AL: What do you think of people like Dizzee Rascal and Lady Sovereign?
Ninja: I am proud of them. They are young. They are doing their own thing. They have attitude. They are doing really well at the moment. But personally, it's not my kind of music. I am glad that Dizzee did things his way. He paid for records to get done. He did it on his own. They call that Grime and Garage. I am more into hiphop, which is different. Some people get those two mixed up.
AL: How did you meet Ian?
Ninja: I was just surfing the net. I was looking for singing and acting auditions. I saw an advert for "Old school hiphop rapper wanted." I sent him an email. He sent me a CD. I listened it for two weeks. It took me a while to get my head around it. It was so unique that I didn't say, "Hey, I want to play." It was dizzy, different, chaotic, rocking, happy. It was so much. I was figuring what I was going to do. Ian wanted me to write lyrics for the live show. I was wondering how I was going to fit in. People think of rapping as being a certain way. The Go! Team really pushes the boundaries. There can be rapping, singing, and shouting. There is so many possibilities. It is not as restrictive as modern rap is at the moment.

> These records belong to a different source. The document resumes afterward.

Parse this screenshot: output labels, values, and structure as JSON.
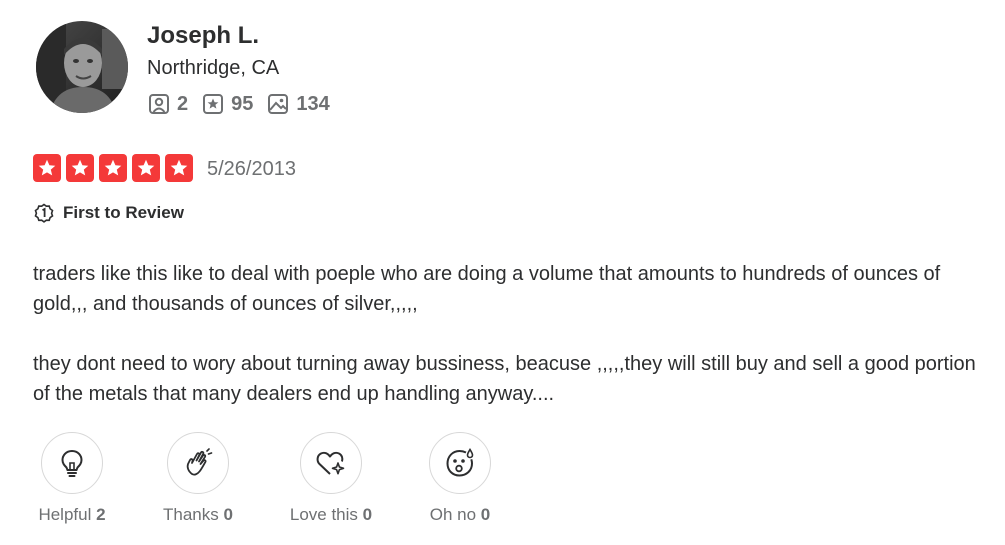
{
  "user": {
    "name": "Joseph L.",
    "location": "Northridge, CA",
    "stats": {
      "friends": "2",
      "reviews": "95",
      "photos": "134"
    }
  },
  "review": {
    "rating": 5,
    "date": "5/26/2013",
    "badge": "First to Review",
    "paragraphs": [
      "traders like this like to deal with poeple who are doing a volume that amounts to hundreds of ounces of gold,,, and thousands of ounces of silver,,,,,",
      "they dont need to wory about turning away bussiness, beacuse ,,,,,they will still buy and sell a good portion of the metals that many dealers end up handling anyway...."
    ]
  },
  "reactions": {
    "helpful": {
      "label": "Helpful",
      "count": "2"
    },
    "thanks": {
      "label": "Thanks",
      "count": "0"
    },
    "love_this": {
      "label": "Love this",
      "count": "0"
    },
    "oh_no": {
      "label": "Oh no",
      "count": "0"
    }
  },
  "colors": {
    "star_red": "#f43939",
    "text": "#2d2e2f",
    "muted": "#6e7072"
  }
}
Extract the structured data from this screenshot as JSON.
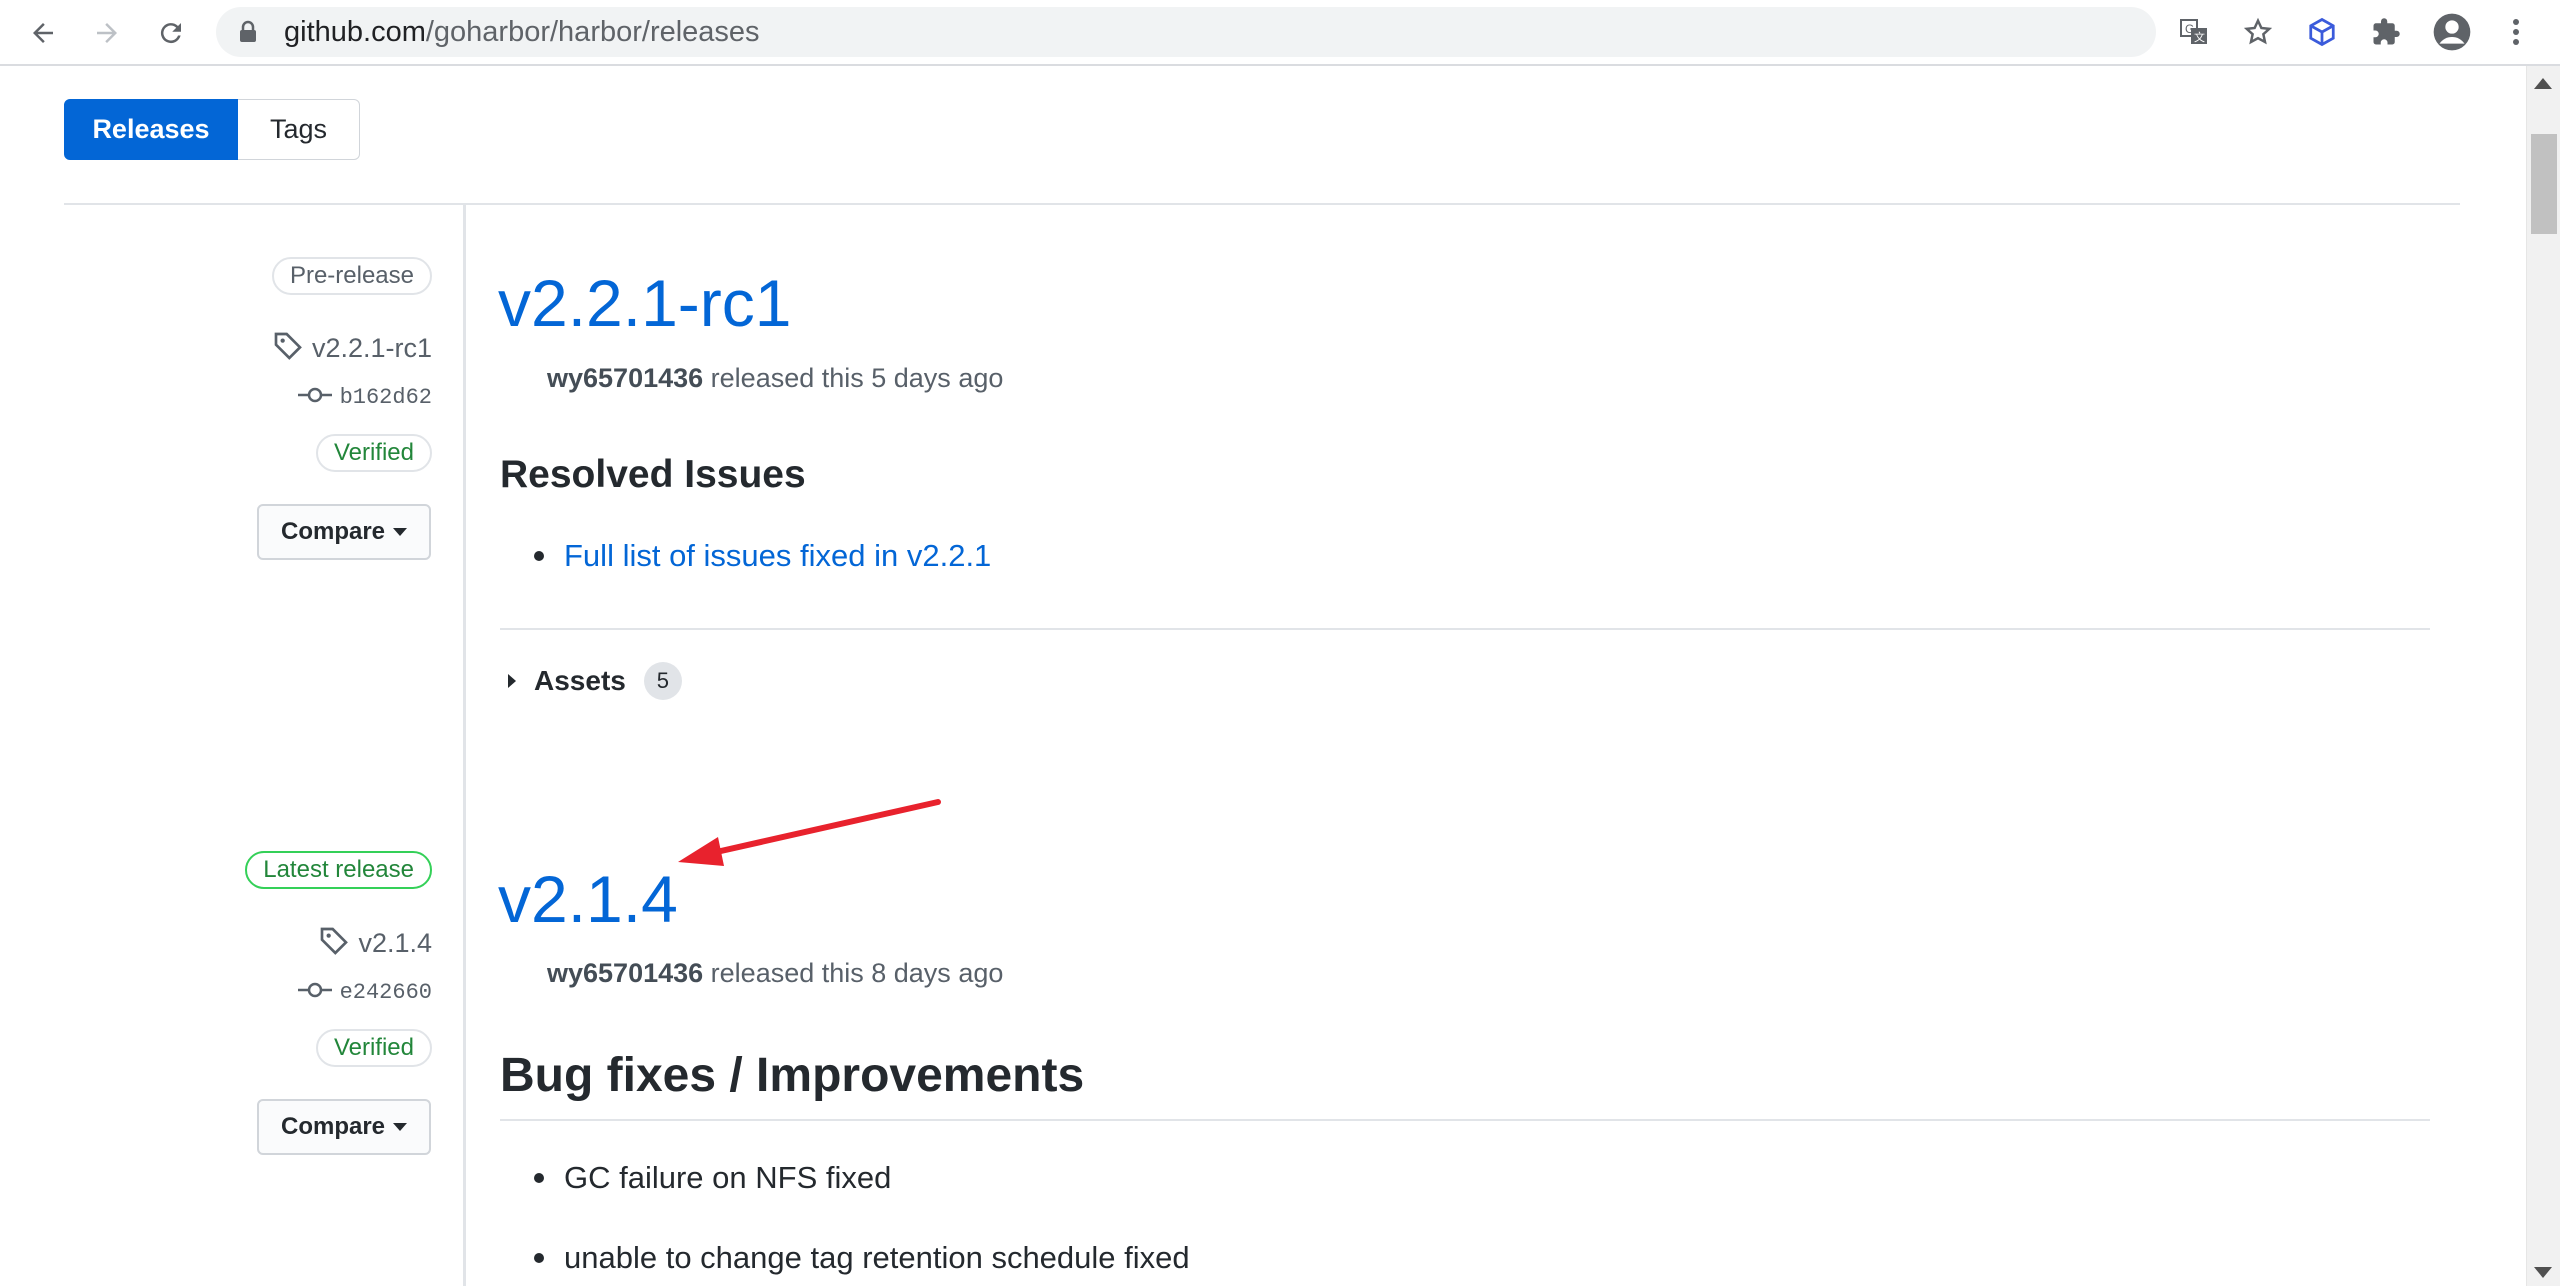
{
  "browser": {
    "url_host": "github.com",
    "url_path": "/goharbor/harbor/releases",
    "icons": [
      "back-arrow-icon",
      "forward-arrow-icon",
      "reload-icon",
      "lock-icon",
      "translate-icon",
      "star-icon",
      "extension-cube-icon",
      "puzzle-icon",
      "profile-icon",
      "kebab-menu-icon"
    ]
  },
  "subnav": {
    "releases_label": "Releases",
    "tags_label": "Tags"
  },
  "releases": [
    {
      "badge": "Pre-release",
      "tag": "v2.2.1-rc1",
      "commit": "b162d62",
      "verified": "Verified",
      "compare": "Compare",
      "title": "v2.2.1-rc1",
      "author": "wy65701436",
      "released": "released this 5 days ago",
      "section_heading": "Resolved Issues",
      "items": [
        "Full list of issues fixed in v2.2.1"
      ],
      "assets_label": "Assets",
      "assets_count": "5"
    },
    {
      "badge": "Latest release",
      "tag": "v2.1.4",
      "commit": "e242660",
      "verified": "Verified",
      "compare": "Compare",
      "title": "v2.1.4",
      "author": "wy65701436",
      "released": "released this 8 days ago",
      "section_heading": "Bug fixes / Improvements",
      "items": [
        "GC failure on NFS fixed",
        "unable to change tag retention schedule fixed"
      ]
    }
  ],
  "colors": {
    "link": "#0366d6",
    "annotation_arrow": "#e8222d",
    "verified": "#22863a"
  }
}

AL: How has the live show evolved over the past year and how is it different from the record?
Ninja: It's two different entities. To know what The Go! Team is about you need to see the live show and hear the album. The live show is so hectic. So much is happening onstage. People are running around and changing instruments. Sometimes it is two people and sometimes it's all six of us. People can expect the unexpected. It might be a rocking fast tune followed by a slow tune. We have a lot of visuals going on as well now. The visuals encompass the spirit of the Go! Team. We make very visual music. It's like a party on stage. We have a lot of fun. When someone smiles you want to smile back. If we are having a good time onstage we hope that the audience is having a good time as well.
AL: What is the song "Ladyflash" about?
Ninja: That song has so many influences. It has a 1960s girl group feel, a soul feel, some flutes and strings. It's all wrapped up together in one song. It's a laid-back sunshine type of song. It has so many genres. It is one of our favorites to play.
AL: "The Power Is On" is very popular.
Ninja: It's quite different from the album to the live show. On the album it is quite cheerleader-y, and thrash, and in your face. In the live show it is different. It is more aggressive and political. It's more angry and powerful. It sounds quite different. It has a military theme about it as well. I love that song.
AL: "We Won't Be Defeated" is another cheerleader type song.
Ninja: Yeah. We do a few songs with dancers. They are like 18 year old. They sing and do freestyle dancing. They have a girl gang vibe. They will be at most of the shows. It's a powerful hiphop songs. We have three or four dancers with us for the bigger shows and the TV shows. We were nominated for the Mercury Prize. We had all the girl dancers there. That was a big deal for us.
AL: Getting back to the Mercury Prize, did you get depressed that they gave it to some American guy this year?
Ninja: You can say that because you are American. But if I say something like that I sound bitter. I wasn't sad at all. We were glad that we didn't win because there is a Mercury Prize curse. People win it and then you don't hear about them anymore. If we won there would have been so much pressure on us. We would have had to tour for six months straight. We are used to maybe four weeks of touring and then going back to our regular lives. I think we should have won because we are so different. All those people in England watched this guy win the award and then go back to America. They are not going to know what the new bands are in England.
By alexander laurence